- Translational Research: Driving new scientific discovery to improve our diagnostic and therapeutic tools.
- Education: Training junior clinicians and scientists in the optimal treatment of and research into brain tumors, preparing them to lead the next generation of care and research.
The Rhodes Center for Glioblastoma is led by four renowned experts in neuro-oncology.
Dr. Jeffrey Bruce, co-director of the Brain Tumor Center at NewYork-Presbyterian/Columbia University Irving Medical Center, neuro-oncology program leader in the Herbert Irving Comprehensive Cancer Center, director of the Bartoli Brain Tumor Research Laboratory and the Edgar M. Housepian Professor of Neurological Surgery Research at Columbia University Medical Center.
Dr. Andrew Lassman, chief of the division of neuro-oncology in the Department of Neurology and co-director of the Brain Tumor Center at NewYork-Presbyterian/Columbia University Irving Medical Center, medical director for the Clinical Protocol Data Management Office of the Herbert Irving Comprehensive Cancer Center, and the John Harris Associate Professor of Neurology at Columbia University Irving Medical Center and Associate Dean of Clinical Trials at Columbia University Vagelos College of Physicians and Surgeons.
Dr. Howard Fine, the founding director of the Brain Tumor Center at NewYork-Presbyterian/Weill Cornell Medical Center and Weill Cornell Medicine, and recruited as the Louis and Gertrude Feil Professor of Medicine and associate director for translational research at the Sandra and Edward Meyer Cancer Center at Weill Cornell Medicine.

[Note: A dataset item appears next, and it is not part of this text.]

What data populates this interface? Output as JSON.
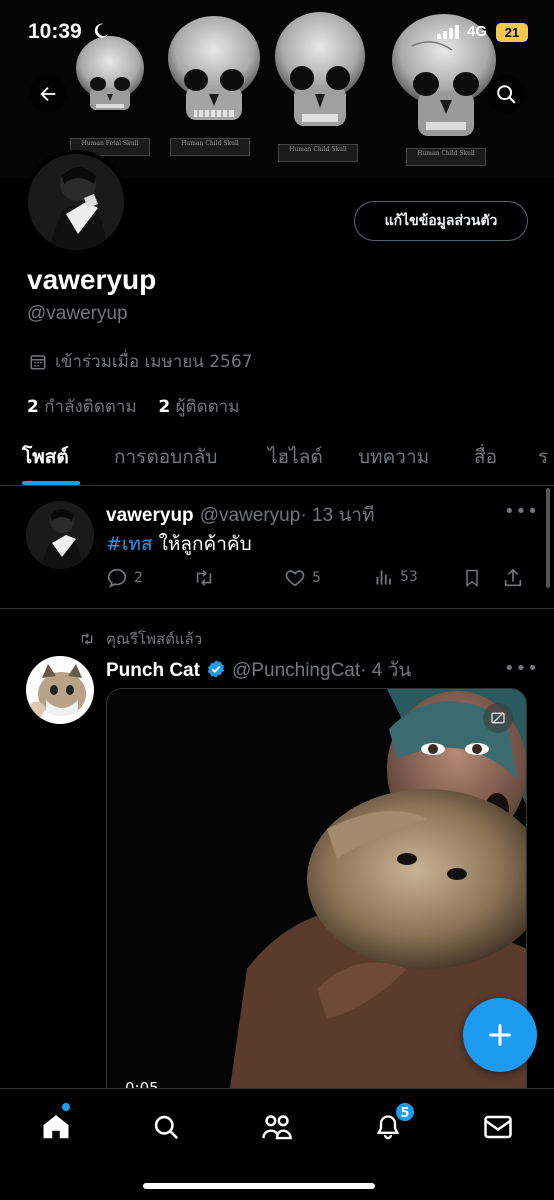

Dr. Rohan Ramakrishna, a surgical neuro-oncologist in the Brain Tumor Center at NewYork-Presbyterian/Weill Cornell Medical Center and Weill Cornell Medicine, and the Alvina and Willis Murphy Assistant Professor of Neurological Surgery at Weill Cornell Medicine.
Departmental leadership in neurology and neurosurgery at Columbia University Irving Medical Center and Weill Cornell Medicine will also play a guiding role at the center.

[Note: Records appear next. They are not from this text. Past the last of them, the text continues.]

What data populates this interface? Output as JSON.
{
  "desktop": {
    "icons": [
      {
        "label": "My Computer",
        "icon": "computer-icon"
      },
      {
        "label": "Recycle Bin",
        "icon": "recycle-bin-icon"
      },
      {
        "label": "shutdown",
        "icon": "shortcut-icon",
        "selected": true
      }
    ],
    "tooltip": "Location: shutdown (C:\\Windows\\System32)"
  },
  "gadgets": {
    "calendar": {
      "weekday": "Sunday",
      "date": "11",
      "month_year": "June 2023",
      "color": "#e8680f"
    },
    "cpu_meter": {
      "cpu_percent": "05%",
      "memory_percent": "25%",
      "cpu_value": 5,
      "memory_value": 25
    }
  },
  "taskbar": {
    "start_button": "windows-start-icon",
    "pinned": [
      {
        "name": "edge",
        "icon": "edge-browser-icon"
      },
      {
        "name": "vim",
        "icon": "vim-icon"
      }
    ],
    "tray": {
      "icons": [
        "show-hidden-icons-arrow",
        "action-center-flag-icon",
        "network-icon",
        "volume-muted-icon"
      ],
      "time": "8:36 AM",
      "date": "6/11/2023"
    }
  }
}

Dr. Richard Mayeux, neurologist-in-chief at NewYork-Presbyterian/Columbia University Irving Medical Center and the Gertrude H. Sergievsky Professor of Neurology, Psychiatry, and Epidemiology, chair of the Department of Neurology at Columbia University Medical Center, and co-director of the Taub Institute.
Dr. E. Sander Connolly Jr., MD, FACS, neurosurgeon-in-chief at NewYork-Presbyterian/Columbia University Irving Medical Center and chair of the Department of Neurological Surgery at Columbia University Irving Medical Center.
Dr. Matthew Fink, neurologist-in-chief at NewYork-Presbyterian/Weill Cornell Medical Center and the Louis and Gertrude Feil Professor in Clinical Neurology and chairman of the Department of Neurology at Weill Cornell Medicine.
Dr. Philip Stieg, neurosurgeon-in-chief at NewYork-Presbyterian/Weill Cornell Medical Center and professor and chairman of the Department of Neurological Surgery at Weill Cornell Medicine.
About Bill Rhodes
The Rhodes Center for Glioblastoma is supported by a generous donation from William Rhodes. A Life Trustee of NewYork-Presbyterian since 1992, Mr. Rhodes created the Center to honor his wife Louise Tilzer-Rhodes, who died from glioblastoma in 2016. A banker and philanthropist, Mr. Rhodes is president and CEO of William R. Rhodes Global Advisors, LLC.